The expected output is a copy of every line in the records with the string "time".

(Records excerpted from a collection)
>>>>
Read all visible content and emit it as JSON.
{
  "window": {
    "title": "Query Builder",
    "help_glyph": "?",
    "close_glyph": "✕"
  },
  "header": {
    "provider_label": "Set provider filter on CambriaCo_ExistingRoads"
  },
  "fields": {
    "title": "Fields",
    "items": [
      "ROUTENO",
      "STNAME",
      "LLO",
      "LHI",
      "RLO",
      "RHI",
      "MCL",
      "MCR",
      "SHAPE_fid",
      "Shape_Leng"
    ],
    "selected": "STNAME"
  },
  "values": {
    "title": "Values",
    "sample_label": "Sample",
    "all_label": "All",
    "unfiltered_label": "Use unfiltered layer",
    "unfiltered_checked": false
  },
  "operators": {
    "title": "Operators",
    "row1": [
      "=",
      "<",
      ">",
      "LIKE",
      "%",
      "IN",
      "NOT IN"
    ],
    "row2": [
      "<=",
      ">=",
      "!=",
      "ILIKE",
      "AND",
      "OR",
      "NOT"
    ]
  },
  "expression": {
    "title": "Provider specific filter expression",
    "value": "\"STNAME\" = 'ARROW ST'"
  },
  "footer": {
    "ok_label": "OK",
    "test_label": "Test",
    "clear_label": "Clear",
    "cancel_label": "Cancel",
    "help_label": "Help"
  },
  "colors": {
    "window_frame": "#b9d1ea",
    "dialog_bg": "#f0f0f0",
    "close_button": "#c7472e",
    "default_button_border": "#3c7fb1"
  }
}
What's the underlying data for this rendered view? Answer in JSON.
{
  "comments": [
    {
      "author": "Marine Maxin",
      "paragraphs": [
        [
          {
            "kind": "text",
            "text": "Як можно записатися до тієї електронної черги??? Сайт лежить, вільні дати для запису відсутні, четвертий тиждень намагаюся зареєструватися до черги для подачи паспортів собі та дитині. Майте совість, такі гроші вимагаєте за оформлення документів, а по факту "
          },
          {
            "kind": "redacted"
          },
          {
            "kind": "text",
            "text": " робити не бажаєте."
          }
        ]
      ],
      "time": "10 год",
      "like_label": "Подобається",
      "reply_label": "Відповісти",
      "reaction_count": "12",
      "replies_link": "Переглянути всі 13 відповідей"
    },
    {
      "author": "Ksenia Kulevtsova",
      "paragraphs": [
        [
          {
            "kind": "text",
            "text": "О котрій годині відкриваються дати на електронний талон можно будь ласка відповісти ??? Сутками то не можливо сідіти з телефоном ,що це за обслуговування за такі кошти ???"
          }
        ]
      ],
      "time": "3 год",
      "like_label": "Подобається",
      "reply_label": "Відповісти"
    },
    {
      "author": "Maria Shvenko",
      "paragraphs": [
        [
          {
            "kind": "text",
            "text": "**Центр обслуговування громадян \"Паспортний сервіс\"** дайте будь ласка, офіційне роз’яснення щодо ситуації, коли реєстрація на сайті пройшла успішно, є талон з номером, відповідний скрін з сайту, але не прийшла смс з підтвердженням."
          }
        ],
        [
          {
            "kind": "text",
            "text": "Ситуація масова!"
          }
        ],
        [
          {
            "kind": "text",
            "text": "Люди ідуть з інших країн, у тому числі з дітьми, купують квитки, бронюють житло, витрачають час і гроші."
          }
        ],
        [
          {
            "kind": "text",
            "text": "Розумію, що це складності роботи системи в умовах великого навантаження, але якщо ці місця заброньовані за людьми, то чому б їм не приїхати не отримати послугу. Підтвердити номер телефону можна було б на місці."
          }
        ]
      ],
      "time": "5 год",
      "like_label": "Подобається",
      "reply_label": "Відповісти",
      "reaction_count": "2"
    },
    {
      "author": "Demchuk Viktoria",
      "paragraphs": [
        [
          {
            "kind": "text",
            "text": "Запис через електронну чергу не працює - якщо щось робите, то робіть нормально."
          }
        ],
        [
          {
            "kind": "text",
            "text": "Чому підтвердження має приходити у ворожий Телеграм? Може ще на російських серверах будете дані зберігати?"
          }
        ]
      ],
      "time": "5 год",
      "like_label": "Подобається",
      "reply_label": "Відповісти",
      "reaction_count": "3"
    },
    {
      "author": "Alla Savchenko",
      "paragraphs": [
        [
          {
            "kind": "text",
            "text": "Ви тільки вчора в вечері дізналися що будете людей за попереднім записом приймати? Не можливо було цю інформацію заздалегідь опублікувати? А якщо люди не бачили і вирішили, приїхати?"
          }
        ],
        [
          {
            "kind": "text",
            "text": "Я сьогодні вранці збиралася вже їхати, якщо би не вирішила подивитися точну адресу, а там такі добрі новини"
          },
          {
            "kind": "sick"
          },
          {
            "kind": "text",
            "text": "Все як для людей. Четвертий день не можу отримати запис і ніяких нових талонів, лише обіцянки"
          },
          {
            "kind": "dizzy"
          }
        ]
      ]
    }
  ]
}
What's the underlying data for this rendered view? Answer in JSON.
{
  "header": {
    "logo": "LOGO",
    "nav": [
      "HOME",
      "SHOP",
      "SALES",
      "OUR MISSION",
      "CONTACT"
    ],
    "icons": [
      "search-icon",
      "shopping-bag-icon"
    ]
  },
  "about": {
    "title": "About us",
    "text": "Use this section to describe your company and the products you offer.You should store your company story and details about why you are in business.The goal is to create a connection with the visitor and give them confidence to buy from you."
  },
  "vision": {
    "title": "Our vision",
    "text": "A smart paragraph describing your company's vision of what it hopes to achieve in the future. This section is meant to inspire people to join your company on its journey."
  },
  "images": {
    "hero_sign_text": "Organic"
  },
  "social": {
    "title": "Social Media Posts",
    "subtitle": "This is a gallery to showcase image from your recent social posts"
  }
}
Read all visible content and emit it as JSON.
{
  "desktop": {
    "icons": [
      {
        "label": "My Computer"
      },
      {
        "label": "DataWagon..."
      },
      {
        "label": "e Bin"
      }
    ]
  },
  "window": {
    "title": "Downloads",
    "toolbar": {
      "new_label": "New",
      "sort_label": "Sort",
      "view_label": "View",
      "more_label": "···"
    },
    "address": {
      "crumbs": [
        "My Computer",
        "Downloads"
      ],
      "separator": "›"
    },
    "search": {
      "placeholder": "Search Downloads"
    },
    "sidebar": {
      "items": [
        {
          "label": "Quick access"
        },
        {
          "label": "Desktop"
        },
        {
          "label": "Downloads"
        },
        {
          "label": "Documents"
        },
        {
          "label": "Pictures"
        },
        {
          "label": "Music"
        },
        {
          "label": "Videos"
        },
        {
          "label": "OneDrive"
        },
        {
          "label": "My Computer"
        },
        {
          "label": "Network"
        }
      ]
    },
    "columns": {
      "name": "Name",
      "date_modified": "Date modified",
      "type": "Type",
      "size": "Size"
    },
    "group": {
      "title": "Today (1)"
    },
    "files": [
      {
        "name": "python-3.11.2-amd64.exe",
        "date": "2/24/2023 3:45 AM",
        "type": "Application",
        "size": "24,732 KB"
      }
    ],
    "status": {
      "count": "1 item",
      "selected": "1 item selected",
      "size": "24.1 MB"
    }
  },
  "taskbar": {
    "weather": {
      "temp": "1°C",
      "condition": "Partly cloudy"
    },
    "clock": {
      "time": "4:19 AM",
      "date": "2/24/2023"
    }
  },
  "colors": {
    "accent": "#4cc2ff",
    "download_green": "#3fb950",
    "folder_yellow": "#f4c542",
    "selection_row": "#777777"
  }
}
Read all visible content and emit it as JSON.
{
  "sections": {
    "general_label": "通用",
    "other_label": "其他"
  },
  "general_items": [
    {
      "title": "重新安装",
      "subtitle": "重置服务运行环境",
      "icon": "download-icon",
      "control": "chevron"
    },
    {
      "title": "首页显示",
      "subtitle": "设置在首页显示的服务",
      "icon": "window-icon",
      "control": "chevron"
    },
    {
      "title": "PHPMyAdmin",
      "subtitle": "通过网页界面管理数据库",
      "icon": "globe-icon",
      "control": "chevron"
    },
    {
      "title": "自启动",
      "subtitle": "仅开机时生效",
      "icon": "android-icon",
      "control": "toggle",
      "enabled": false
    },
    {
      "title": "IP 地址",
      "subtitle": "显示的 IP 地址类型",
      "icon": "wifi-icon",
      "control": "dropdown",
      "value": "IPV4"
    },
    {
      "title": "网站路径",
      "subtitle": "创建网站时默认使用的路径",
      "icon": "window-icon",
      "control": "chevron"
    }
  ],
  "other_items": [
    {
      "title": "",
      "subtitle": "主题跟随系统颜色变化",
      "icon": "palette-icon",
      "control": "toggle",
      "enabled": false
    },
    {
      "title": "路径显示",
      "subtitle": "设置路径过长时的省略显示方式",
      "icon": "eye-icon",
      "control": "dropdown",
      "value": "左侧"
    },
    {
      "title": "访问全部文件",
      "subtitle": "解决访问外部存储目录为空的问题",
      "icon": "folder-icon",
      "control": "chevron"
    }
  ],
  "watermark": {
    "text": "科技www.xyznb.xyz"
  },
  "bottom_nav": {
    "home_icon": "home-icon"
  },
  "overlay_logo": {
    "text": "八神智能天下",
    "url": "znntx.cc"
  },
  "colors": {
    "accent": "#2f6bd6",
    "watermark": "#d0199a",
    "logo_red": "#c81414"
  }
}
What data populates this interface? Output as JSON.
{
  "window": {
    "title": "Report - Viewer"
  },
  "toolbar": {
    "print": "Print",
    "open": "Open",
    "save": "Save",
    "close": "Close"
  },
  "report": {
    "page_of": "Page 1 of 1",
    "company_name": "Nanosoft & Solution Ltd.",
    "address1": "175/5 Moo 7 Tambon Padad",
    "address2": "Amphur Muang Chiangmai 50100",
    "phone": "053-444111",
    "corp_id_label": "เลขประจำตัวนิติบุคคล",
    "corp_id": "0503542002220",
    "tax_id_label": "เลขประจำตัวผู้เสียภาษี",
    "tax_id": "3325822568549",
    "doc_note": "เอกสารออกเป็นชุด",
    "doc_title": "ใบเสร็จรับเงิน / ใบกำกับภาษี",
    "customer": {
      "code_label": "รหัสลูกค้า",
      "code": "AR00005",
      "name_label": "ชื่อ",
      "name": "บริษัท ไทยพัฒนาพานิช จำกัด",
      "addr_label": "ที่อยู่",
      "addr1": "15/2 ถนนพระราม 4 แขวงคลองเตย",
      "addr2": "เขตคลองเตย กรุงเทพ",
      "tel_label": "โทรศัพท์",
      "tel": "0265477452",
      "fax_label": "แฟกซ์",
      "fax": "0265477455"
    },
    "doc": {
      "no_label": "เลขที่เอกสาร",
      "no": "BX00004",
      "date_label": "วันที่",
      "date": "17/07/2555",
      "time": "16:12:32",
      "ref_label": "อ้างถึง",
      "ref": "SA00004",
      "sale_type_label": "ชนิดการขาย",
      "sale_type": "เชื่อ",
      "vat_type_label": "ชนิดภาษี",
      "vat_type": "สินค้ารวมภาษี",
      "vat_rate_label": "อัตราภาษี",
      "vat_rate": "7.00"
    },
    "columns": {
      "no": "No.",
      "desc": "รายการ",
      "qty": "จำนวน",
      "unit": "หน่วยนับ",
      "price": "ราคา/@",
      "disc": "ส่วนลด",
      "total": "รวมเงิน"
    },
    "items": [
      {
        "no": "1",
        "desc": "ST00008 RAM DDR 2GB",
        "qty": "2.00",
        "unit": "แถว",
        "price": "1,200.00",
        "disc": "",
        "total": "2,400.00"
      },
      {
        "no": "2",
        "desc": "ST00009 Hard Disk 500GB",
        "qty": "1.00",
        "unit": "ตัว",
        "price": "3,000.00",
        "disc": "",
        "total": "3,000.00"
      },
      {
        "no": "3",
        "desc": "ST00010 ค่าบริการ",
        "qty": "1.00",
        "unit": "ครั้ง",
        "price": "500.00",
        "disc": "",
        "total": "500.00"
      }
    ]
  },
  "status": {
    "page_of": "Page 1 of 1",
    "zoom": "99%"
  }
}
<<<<
Problem solution
      "time": "10 год",
      "time": "3 год",
      "time": "5 год",
      "time": "5 год",
      "time": "4:19 AM",
      "time": "16:12:32",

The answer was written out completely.